Monday, May 09, 2005

The BB duo: Blair won! Bolton next?

As it was expected, Tony Blair won the general election on May 5. Thanks to his modified Thatcherite economic policy, Britain’s economy has been much more successful than its continental neighbors. However, the Labour’s majority in the House has been reduced from 408 to 353 (the total seat 646). The Iraq War undermined Blair’s position.
In domestic politics, his center-right policy will continue. However, this bitter victory may pose some constraints to British foreign policy. What kind of effects is expected on the trans-Atlantic relations and worldwide?
Blair in the third term may be less brave in foreign policy. In a policy brief, entitled "The Hinge to Europe: Don't Make Britain Choose Between the U.S. and the E.U." (August 2003), Anatol Lieven, Senior Associate of the Carnegie Endowment for International Peace, emphasized that Blair’s personal commitment and moral courage was important in British participation in the Iraq War. Can the United States continue the war on terror without the help of the most reliable ally? Moreover, Britain acted on its own for global stability. British intervention in Sierra Leone saved foreign residents. It is a disaster for global citizens to have a wimp and dovish Britain.

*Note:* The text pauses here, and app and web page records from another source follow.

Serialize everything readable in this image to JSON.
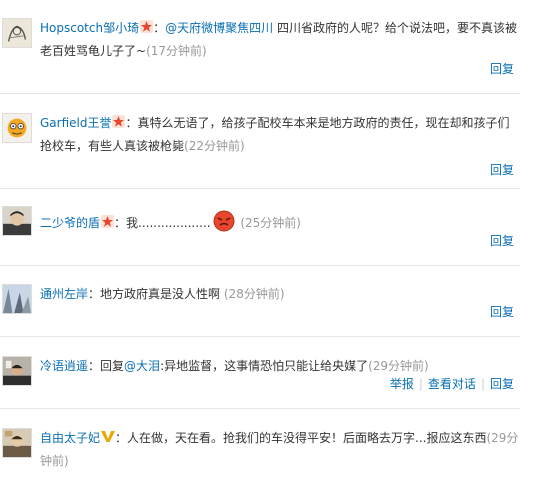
{
  "comments": [
    {
      "user": "Hopscotch邹小琦",
      "badge": "star",
      "mention": "@天府微博聚焦四川",
      "text": " 四川省政府的人呢？给个说法吧，要不真该被老百姓骂龟儿子了~",
      "time": "(17分钟前)",
      "actions": [
        "回复"
      ]
    },
    {
      "user": "Garfield王誉",
      "badge": "star",
      "text": "真特么无语了，给孩子配校车本来是地方政府的责任，现在却和孩子们抢校车，有些人真该被枪毙",
      "time": "(22分钟前)",
      "actions": [
        "回复"
      ]
    },
    {
      "user": "二少爷的盾",
      "badge": "star",
      "text": "我...................",
      "emoji": "angry-face",
      "time": "(25分钟前)",
      "actions": [
        "回复"
      ]
    },
    {
      "user": "通州左岸",
      "text": "地方政府真是没人性啊",
      "time": "(28分钟前)",
      "actions": [
        "回复"
      ]
    },
    {
      "user": "冷语逍遥",
      "reply_prefix": "回复",
      "mention": "@大泪",
      "text": ":异地监督，这事情恐怕只能让给央媒了",
      "time": "(29分钟前)",
      "actions": [
        "举报",
        "查看对话",
        "回复"
      ]
    },
    {
      "user": "自由太子妃",
      "badge": "v",
      "text": "人在做，天在看。抢我们的车没得平安！后面略去万字...报应这东西",
      "time": "(29分钟前)",
      "actions": []
    }
  ],
  "colors": {
    "link": "#0a6fb4",
    "text": "#333333",
    "time": "#999999",
    "star": "#e8452e",
    "v_badge": "#e8a800",
    "divider": "#e6e6e6"
  }
}
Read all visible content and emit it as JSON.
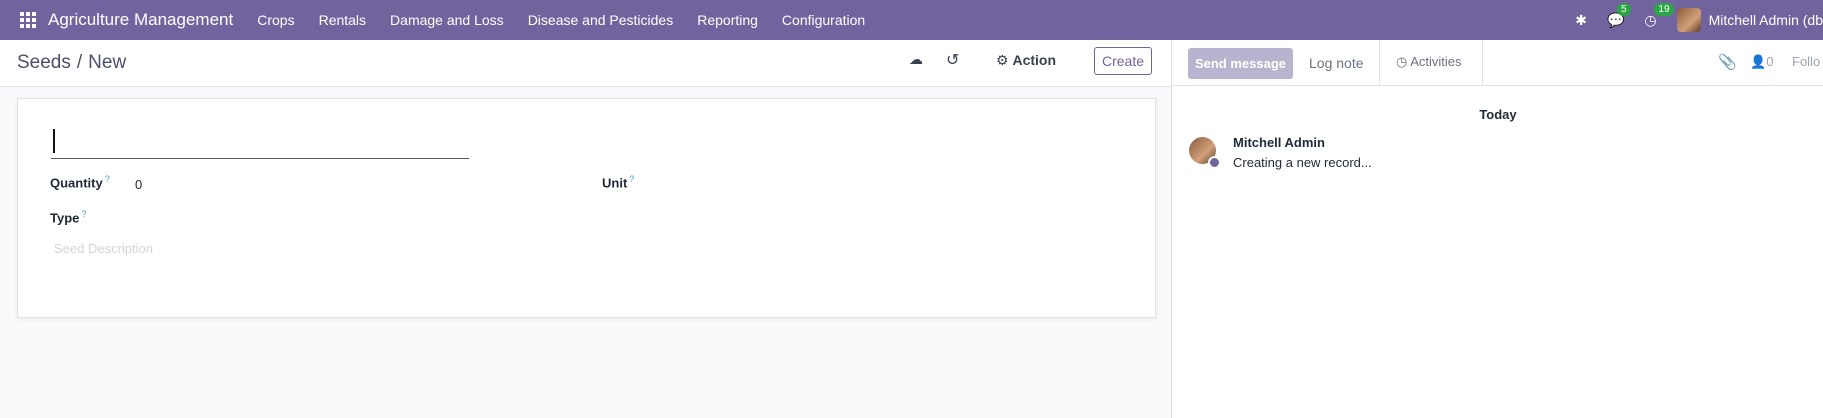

From now on, America and its allies, like Japan and Australia, may have to launch a “save Blair initiative”, in order to keep Britain fully committed to global security. In parallel with this, it is necessary to keep close contacts with Gordon Brown, the Chancellor of the Exchequer, and the most likely successor to Blair. I hope this approach will help Britain continue to pursue full commitment to international security after Blair.
Quite interestingly, traditional ideological standard has become obsolete in British politics. In foreign and counter-terrorism policy, the Conservatives have become less hawkish than New Labour. This is noticeable in their effort to introduce the Sunset clause, in order to set a time limit to the Prevention of Terrorism Act . The Tories allied with leftish Liberal Democrats when they drafted this clause at the House. Rightist Labour and leftist Tory? It is very interesting to see how British politics will change in the future.

As to John Bolton, I would like to focus on the conflict between establishment liberals and grassroots conservatives. This is the second stage battle between both actors. In the presidential election, the latter won. In the second phase, Move America Forward, a conservative NGO, launches a stalwart campaign for Bolton approval at the Senate. They denounce liberal senators, like Barbara Boxer and John Kerry. Will grassroots conservatives defeat establishment liberals again? The result of this battle will have a critical effect on American politics and its foreign policy. You can’t miss the Senate hearing on May 12.